| Your task |
Repeat the whole listing. Keep it exact.

| Data for review |
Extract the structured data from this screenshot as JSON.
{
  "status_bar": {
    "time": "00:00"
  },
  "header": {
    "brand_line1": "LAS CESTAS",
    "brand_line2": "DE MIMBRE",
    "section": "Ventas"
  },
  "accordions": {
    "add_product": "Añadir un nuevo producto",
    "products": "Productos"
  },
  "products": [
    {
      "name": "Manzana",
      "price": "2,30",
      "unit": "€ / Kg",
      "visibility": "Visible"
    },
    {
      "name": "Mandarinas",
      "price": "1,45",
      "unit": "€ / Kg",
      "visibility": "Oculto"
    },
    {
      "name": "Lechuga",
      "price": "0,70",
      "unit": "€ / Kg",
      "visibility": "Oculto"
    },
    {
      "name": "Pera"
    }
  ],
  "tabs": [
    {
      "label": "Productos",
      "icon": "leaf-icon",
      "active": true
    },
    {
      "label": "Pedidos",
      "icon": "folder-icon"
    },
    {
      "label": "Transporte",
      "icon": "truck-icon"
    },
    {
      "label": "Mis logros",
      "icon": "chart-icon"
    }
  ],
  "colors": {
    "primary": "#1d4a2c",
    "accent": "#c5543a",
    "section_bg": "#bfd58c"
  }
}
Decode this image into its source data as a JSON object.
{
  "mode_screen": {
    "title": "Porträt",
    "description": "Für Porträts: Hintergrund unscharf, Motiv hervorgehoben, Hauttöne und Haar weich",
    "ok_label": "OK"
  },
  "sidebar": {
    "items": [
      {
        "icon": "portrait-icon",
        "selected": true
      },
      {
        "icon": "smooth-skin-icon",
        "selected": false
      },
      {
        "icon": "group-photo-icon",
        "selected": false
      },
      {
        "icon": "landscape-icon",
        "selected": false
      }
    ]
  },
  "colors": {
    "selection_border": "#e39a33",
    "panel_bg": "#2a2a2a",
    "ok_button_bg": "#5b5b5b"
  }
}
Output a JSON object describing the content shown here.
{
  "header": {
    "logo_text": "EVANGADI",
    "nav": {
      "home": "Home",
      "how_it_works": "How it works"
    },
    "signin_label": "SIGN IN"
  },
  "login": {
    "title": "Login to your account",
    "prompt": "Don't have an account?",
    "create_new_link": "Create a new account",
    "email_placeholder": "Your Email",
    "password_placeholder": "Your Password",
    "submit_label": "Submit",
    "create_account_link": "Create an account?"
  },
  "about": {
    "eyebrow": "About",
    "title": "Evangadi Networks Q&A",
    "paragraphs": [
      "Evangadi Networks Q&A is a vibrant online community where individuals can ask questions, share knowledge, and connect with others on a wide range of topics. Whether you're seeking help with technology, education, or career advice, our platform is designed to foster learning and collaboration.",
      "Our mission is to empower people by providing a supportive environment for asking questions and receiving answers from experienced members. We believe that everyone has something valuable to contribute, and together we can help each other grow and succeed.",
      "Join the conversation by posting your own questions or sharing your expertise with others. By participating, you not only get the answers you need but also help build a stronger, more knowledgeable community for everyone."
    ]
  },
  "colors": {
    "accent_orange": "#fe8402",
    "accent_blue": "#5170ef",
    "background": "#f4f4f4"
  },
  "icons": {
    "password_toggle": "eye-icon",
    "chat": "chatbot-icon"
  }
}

| Worked solution |
Extract the structured data from this screenshot as JSON.
{
  "status_bar": {
    "time": "00:00"
  },
  "header": {
    "brand_line1": "LAS CESTAS",
    "brand_line2": "DE MIMBRE",
    "section": "Ventas"
  },
  "accordions": {
    "add_product": "Añadir un nuevo producto",
    "products": "Productos"
  },
  "products": [
    {
      "name": "Manzana",
      "price": "2,30",
      "unit": "€ / Kg",
      "visibility": "Visible"
    },
    {
      "name": "Mandarinas",
      "price": "1,45",
      "unit": "€ / Kg",
      "visibility": "Oculto"
    },
    {
      "name": "Lechuga",
      "price": "0,70",
      "unit": "€ / Kg",
      "visibility": "Oculto"
    },
    {
      "name": "Pera"
    }
  ],
  "tabs": [
    {
      "label": "Productos",
      "icon": "leaf-icon",
      "active": true
    },
    {
      "label": "Pedidos",
      "icon": "folder-icon"
    },
    {
      "label": "Transporte",
      "icon": "truck-icon"
    },
    {
      "label": "Mis logros",
      "icon": "chart-icon"
    }
  ],
  "colors": {
    "primary": "#1d4a2c",
    "accent": "#c5543a",
    "section_bg": "#bfd58c"
  }
}
Decode this image into its source data as a JSON object.
{
  "mode_screen": {
    "title": "Porträt",
    "description": "Für Porträts: Hintergrund unscharf, Motiv hervorgehoben, Hauttöne und Haar weich",
    "ok_label": "OK"
  },
  "sidebar": {
    "items": [
      {
        "icon": "portrait-icon",
        "selected": true
      },
      {
        "icon": "smooth-skin-icon",
        "selected": false
      },
      {
        "icon": "group-photo-icon",
        "selected": false
      },
      {
        "icon": "landscape-icon",
        "selected": false
      }
    ]
  },
  "colors": {
    "selection_border": "#e39a33",
    "panel_bg": "#2a2a2a",
    "ok_button_bg": "#5b5b5b"
  }
}
Output a JSON object describing the content shown here.
{
  "header": {
    "logo_text": "EVANGADI",
    "nav": {
      "home": "Home",
      "how_it_works": "How it works"
    },
    "signin_label": "SIGN IN"
  },
  "login": {
    "title": "Login to your account",
    "prompt": "Don't have an account?",
    "create_new_link": "Create a new account",
    "email_placeholder": "Your Email",
    "password_placeholder": "Your Password",
    "submit_label": "Submit",
    "create_account_link": "Create an account?"
  },
  "about": {
    "eyebrow": "About",
    "title": "Evangadi Networks Q&A",
    "paragraphs": [
      "Evangadi Networks Q&A is a vibrant online community where individuals can ask questions, share knowledge, and connect with others on a wide range of topics. Whether you're seeking help with technology, education, or career advice, our platform is designed to foster learning and collaboration.",
      "Our mission is to empower people by providing a supportive environment for asking questions and receiving answers from experienced members. We believe that everyone has something valuable to contribute, and together we can help each other grow and succeed.",
      "Join the conversation by posting your own questions or sharing your expertise with others. By participating, you not only get the answers you need but also help build a stronger, more knowledgeable community for everyone."
    ]
  },
  "colors": {
    "accent_orange": "#fe8402",
    "accent_blue": "#5170ef",
    "background": "#f4f4f4"
  },
  "icons": {
    "password_toggle": "eye-icon",
    "chat": "chatbot-icon"
  }
}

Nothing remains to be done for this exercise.